# [Instructions for the task]
Work through the entries below and show every line in which "Open" is found.

(App and web page records)
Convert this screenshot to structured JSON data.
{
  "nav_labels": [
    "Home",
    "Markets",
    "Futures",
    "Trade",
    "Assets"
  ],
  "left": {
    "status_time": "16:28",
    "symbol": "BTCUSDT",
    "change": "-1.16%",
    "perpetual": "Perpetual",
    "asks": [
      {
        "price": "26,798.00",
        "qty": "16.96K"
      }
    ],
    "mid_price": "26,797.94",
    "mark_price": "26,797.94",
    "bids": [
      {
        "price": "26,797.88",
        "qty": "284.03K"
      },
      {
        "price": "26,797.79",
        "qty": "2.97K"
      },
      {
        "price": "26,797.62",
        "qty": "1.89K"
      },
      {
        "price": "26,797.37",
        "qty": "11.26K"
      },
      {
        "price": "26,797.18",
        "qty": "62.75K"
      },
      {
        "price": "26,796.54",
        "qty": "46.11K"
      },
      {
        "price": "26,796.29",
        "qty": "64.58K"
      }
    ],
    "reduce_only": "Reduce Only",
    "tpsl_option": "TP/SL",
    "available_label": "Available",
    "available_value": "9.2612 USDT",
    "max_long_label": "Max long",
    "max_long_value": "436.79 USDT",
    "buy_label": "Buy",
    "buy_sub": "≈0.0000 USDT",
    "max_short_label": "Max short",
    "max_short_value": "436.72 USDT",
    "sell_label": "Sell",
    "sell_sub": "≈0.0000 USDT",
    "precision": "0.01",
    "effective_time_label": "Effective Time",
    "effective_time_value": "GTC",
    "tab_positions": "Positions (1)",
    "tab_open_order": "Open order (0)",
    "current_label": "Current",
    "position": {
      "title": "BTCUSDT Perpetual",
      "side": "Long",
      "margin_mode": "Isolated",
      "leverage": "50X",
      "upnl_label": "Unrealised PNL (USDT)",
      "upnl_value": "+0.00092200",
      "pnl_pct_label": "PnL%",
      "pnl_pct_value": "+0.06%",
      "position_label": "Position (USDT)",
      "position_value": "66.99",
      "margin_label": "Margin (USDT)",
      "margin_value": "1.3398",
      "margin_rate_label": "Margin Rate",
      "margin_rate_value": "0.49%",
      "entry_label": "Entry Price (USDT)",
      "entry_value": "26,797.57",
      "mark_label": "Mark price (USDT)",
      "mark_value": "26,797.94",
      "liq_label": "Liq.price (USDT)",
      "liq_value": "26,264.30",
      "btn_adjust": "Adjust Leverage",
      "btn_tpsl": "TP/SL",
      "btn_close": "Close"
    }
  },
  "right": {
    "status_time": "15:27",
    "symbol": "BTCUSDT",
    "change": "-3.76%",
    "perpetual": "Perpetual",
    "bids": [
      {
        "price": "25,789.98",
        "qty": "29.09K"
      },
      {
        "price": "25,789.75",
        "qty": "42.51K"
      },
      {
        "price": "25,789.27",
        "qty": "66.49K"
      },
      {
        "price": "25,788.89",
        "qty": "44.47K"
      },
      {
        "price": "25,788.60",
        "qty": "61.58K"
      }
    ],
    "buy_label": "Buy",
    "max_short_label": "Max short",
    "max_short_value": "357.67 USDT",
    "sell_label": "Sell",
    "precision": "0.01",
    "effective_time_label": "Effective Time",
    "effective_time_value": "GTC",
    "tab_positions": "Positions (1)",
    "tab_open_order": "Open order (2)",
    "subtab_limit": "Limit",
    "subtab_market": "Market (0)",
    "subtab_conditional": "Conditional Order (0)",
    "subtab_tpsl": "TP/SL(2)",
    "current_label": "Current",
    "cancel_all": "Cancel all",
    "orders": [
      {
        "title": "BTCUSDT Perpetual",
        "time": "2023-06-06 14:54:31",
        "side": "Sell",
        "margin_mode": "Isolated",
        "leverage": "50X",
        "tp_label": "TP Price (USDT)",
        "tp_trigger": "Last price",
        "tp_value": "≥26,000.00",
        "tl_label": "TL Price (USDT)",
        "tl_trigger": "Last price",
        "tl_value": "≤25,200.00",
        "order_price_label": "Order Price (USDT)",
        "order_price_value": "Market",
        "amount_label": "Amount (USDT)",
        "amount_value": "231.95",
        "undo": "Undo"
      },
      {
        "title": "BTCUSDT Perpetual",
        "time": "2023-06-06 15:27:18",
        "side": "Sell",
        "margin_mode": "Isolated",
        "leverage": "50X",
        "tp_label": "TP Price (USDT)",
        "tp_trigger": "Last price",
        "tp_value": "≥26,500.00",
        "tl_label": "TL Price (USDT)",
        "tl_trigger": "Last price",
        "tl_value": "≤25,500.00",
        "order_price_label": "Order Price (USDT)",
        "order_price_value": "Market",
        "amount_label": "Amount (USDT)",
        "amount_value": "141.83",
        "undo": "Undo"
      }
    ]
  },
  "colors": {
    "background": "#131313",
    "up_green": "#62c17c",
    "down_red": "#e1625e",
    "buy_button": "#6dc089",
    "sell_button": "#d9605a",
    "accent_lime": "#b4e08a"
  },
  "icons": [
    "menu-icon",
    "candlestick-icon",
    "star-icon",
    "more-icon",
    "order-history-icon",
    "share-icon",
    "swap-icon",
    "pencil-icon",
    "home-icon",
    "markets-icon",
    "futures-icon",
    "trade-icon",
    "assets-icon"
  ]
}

# [Solved problem]
    "tab_open_order": "Open order (0)",
    "tab_open_order": "Open order (2)",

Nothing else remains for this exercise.